App and web page records:
· · ·

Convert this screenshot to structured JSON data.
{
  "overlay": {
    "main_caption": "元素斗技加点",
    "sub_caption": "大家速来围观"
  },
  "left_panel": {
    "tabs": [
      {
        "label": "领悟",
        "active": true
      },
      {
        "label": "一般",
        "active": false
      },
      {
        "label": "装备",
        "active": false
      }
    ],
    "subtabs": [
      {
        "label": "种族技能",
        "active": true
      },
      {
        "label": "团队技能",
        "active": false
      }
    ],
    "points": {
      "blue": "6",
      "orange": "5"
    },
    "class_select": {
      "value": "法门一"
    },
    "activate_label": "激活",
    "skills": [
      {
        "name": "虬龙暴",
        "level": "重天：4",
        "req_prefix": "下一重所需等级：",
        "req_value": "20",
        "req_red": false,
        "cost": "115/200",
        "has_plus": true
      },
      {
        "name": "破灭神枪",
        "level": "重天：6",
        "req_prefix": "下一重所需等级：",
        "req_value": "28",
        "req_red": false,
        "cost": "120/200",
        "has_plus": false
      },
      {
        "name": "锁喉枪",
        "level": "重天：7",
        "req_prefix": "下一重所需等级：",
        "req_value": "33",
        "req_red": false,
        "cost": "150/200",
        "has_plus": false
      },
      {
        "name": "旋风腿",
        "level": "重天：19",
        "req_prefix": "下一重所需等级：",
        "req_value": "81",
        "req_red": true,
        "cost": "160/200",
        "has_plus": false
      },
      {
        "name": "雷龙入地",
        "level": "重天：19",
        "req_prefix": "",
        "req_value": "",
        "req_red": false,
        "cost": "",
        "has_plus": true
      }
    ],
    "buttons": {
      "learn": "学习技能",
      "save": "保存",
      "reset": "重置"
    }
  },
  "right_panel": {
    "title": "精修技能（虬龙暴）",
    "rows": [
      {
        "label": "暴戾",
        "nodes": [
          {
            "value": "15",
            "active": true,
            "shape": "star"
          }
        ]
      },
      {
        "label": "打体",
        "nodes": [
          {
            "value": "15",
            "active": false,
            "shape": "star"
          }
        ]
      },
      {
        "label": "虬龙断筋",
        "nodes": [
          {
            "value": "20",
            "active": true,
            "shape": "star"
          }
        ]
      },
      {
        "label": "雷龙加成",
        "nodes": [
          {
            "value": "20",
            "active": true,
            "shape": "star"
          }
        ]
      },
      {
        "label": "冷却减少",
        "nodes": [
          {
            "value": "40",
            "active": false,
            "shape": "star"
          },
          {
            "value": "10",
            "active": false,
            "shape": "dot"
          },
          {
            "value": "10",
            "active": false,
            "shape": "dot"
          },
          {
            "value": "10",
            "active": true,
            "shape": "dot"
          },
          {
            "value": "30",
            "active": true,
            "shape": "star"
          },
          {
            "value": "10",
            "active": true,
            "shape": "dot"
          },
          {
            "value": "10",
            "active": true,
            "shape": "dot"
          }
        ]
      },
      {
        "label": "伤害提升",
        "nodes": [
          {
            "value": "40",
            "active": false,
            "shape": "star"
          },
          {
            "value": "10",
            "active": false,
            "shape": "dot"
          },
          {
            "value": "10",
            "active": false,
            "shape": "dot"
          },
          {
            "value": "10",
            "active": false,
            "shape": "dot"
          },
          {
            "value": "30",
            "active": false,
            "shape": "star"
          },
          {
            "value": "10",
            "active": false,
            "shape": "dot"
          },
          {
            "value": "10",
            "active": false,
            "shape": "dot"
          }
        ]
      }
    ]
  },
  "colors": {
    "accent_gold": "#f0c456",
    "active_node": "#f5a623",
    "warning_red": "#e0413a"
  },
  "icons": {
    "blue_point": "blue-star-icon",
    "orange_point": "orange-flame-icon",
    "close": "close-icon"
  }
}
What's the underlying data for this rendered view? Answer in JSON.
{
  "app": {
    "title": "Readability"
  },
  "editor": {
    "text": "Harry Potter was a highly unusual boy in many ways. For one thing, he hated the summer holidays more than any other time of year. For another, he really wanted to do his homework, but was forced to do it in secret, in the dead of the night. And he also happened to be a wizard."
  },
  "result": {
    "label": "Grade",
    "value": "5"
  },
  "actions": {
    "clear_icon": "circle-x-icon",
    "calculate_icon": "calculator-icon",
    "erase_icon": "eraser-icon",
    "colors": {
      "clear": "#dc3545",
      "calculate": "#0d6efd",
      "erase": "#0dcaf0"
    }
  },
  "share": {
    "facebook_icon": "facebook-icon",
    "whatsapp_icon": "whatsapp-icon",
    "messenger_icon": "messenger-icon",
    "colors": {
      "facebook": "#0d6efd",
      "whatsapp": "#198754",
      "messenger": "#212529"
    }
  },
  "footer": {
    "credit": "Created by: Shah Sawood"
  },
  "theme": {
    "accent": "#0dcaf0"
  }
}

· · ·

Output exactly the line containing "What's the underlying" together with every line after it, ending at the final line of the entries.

What's the underlying data for this rendered view? Answer in JSON.
{
  "app": {
    "title": "Readability"
  },
  "editor": {
    "text": "Harry Potter was a highly unusual boy in many ways. For one thing, he hated the summer holidays more than any other time of year. For another, he really wanted to do his homework, but was forced to do it in secret, in the dead of the night. And he also happened to be a wizard."
  },
  "result": {
    "label": "Grade",
    "value": "5"
  },
  "actions": {
    "clear_icon": "circle-x-icon",
    "calculate_icon": "calculator-icon",
    "erase_icon": "eraser-icon",
    "colors": {
      "clear": "#dc3545",
      "calculate": "#0d6efd",
      "erase": "#0dcaf0"
    }
  },
  "share": {
    "facebook_icon": "facebook-icon",
    "whatsapp_icon": "whatsapp-icon",
    "messenger_icon": "messenger-icon",
    "colors": {
      "facebook": "#0d6efd",
      "whatsapp": "#198754",
      "messenger": "#212529"
    }
  },
  "footer": {
    "credit": "Created by: Shah Sawood"
  },
  "theme": {
    "accent": "#0dcaf0"
  }
}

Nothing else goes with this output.